═════ AVAILABLE RECORDS ═════

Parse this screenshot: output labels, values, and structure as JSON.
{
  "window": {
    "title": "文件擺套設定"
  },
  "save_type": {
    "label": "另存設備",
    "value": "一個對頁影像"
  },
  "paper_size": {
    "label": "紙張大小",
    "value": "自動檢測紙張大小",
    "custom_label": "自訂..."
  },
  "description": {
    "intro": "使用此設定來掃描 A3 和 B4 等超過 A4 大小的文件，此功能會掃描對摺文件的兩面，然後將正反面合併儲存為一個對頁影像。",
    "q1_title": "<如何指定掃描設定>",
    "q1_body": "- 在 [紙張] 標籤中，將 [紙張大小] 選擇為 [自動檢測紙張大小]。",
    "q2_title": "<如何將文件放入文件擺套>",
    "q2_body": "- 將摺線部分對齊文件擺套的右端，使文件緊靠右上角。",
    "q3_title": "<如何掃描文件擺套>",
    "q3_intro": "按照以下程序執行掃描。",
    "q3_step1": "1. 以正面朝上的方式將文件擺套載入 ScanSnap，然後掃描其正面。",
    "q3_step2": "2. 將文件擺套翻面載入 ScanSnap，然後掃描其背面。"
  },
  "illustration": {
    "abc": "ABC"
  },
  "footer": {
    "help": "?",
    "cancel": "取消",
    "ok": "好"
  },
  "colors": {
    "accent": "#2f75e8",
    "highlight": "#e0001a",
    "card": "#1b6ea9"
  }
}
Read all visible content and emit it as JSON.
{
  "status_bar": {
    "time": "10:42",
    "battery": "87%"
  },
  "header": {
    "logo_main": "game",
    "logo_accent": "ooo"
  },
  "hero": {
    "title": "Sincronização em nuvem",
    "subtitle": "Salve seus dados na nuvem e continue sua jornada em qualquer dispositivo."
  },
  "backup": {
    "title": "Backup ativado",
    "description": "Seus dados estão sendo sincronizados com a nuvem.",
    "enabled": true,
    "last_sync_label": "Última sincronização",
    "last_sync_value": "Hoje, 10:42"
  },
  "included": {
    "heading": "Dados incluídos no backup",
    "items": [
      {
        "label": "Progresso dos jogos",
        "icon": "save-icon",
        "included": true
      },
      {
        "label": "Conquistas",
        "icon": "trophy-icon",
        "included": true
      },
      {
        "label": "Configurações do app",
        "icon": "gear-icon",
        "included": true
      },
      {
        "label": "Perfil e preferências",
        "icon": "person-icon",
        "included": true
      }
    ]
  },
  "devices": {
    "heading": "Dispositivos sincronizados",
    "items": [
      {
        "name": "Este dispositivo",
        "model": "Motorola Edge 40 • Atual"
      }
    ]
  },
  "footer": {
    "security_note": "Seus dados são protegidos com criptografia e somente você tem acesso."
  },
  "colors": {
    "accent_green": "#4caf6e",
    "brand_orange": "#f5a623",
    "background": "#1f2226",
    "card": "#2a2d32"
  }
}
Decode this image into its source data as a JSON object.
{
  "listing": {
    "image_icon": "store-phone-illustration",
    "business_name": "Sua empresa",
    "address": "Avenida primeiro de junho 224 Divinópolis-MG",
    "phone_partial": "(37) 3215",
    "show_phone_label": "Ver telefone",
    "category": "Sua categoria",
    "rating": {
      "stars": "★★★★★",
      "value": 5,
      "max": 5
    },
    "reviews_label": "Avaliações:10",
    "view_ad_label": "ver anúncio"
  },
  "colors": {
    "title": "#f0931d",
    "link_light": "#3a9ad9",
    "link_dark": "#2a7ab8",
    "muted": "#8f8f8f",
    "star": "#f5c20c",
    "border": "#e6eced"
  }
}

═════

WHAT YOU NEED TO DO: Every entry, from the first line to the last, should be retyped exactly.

RESPONSE AREA:
Parse this screenshot: output labels, values, and structure as JSON.
{
  "window": {
    "title": "文件擺套設定"
  },
  "save_type": {
    "label": "另存設備",
    "value": "一個對頁影像"
  },
  "paper_size": {
    "label": "紙張大小",
    "value": "自動檢測紙張大小",
    "custom_label": "自訂..."
  },
  "description": {
    "intro": "使用此設定來掃描 A3 和 B4 等超過 A4 大小的文件，此功能會掃描對摺文件的兩面，然後將正反面合併儲存為一個對頁影像。",
    "q1_title": "<如何指定掃描設定>",
    "q1_body": "- 在 [紙張] 標籤中，將 [紙張大小] 選擇為 [自動檢測紙張大小]。",
    "q2_title": "<如何將文件放入文件擺套>",
    "q2_body": "- 將摺線部分對齊文件擺套的右端，使文件緊靠右上角。",
    "q3_title": "<如何掃描文件擺套>",
    "q3_intro": "按照以下程序執行掃描。",
    "q3_step1": "1. 以正面朝上的方式將文件擺套載入 ScanSnap，然後掃描其正面。",
    "q3_step2": "2. 將文件擺套翻面載入 ScanSnap，然後掃描其背面。"
  },
  "illustration": {
    "abc": "ABC"
  },
  "footer": {
    "help": "?",
    "cancel": "取消",
    "ok": "好"
  },
  "colors": {
    "accent": "#2f75e8",
    "highlight": "#e0001a",
    "card": "#1b6ea9"
  }
}
Read all visible content and emit it as JSON.
{
  "status_bar": {
    "time": "10:42",
    "battery": "87%"
  },
  "header": {
    "logo_main": "game",
    "logo_accent": "ooo"
  },
  "hero": {
    "title": "Sincronização em nuvem",
    "subtitle": "Salve seus dados na nuvem e continue sua jornada em qualquer dispositivo."
  },
  "backup": {
    "title": "Backup ativado",
    "description": "Seus dados estão sendo sincronizados com a nuvem.",
    "enabled": true,
    "last_sync_label": "Última sincronização",
    "last_sync_value": "Hoje, 10:42"
  },
  "included": {
    "heading": "Dados incluídos no backup",
    "items": [
      {
        "label": "Progresso dos jogos",
        "icon": "save-icon",
        "included": true
      },
      {
        "label": "Conquistas",
        "icon": "trophy-icon",
        "included": true
      },
      {
        "label": "Configurações do app",
        "icon": "gear-icon",
        "included": true
      },
      {
        "label": "Perfil e preferências",
        "icon": "person-icon",
        "included": true
      }
    ]
  },
  "devices": {
    "heading": "Dispositivos sincronizados",
    "items": [
      {
        "name": "Este dispositivo",
        "model": "Motorola Edge 40 • Atual"
      }
    ]
  },
  "footer": {
    "security_note": "Seus dados são protegidos com criptografia e somente você tem acesso."
  },
  "colors": {
    "accent_green": "#4caf6e",
    "brand_orange": "#f5a623",
    "background": "#1f2226",
    "card": "#2a2d32"
  }
}
Decode this image into its source data as a JSON object.
{
  "listing": {
    "image_icon": "store-phone-illustration",
    "business_name": "Sua empresa",
    "address": "Avenida primeiro de junho 224 Divinópolis-MG",
    "phone_partial": "(37) 3215",
    "show_phone_label": "Ver telefone",
    "category": "Sua categoria",
    "rating": {
      "stars": "★★★★★",
      "value": 5,
      "max": 5
    },
    "reviews_label": "Avaliações:10",
    "view_ad_label": "ver anúncio"
  },
  "colors": {
    "title": "#f0931d",
    "link_light": "#3a9ad9",
    "link_dark": "#2a7ab8",
    "muted": "#8f8f8f",
    "star": "#f5c20c",
    "border": "#e6eced"
  }
}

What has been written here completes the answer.